PROBLEM =
Scan the lines below for the string "icon" and copy every one that has it.

Interface dataset entries:
□ □ □
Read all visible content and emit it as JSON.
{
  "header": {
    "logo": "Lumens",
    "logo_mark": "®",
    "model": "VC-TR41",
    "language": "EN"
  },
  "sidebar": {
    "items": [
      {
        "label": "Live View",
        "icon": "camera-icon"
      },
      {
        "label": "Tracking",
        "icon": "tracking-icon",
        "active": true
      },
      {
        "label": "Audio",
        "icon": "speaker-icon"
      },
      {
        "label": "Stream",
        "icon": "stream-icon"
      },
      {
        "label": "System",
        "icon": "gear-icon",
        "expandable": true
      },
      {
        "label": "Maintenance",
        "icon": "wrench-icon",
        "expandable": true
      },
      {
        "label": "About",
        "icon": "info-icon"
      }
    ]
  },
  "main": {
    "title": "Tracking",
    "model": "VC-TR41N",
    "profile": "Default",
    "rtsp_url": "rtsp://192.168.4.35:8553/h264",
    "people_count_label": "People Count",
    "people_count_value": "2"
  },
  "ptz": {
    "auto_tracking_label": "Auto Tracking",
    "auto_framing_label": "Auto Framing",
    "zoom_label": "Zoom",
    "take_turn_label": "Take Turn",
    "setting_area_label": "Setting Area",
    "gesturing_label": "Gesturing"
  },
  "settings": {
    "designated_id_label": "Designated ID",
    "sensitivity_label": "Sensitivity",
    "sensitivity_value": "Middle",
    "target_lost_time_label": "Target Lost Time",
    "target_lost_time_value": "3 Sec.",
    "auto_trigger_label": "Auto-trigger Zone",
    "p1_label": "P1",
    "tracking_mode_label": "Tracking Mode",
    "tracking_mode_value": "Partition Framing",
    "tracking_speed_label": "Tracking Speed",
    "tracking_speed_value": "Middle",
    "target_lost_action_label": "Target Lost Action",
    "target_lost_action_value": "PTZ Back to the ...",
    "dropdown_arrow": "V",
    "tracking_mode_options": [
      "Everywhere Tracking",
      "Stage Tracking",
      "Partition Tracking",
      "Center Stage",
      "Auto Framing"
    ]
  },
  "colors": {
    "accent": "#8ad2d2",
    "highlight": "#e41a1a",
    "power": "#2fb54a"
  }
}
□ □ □
RESPONSE TO THIS EXERCISE =
        "icon": "camera-icon"
        "icon": "tracking-icon",
        "icon": "speaker-icon"
        "icon": "stream-icon"
        "icon": "gear-icon",
        "icon": "wrench-icon",
        "icon": "info-icon"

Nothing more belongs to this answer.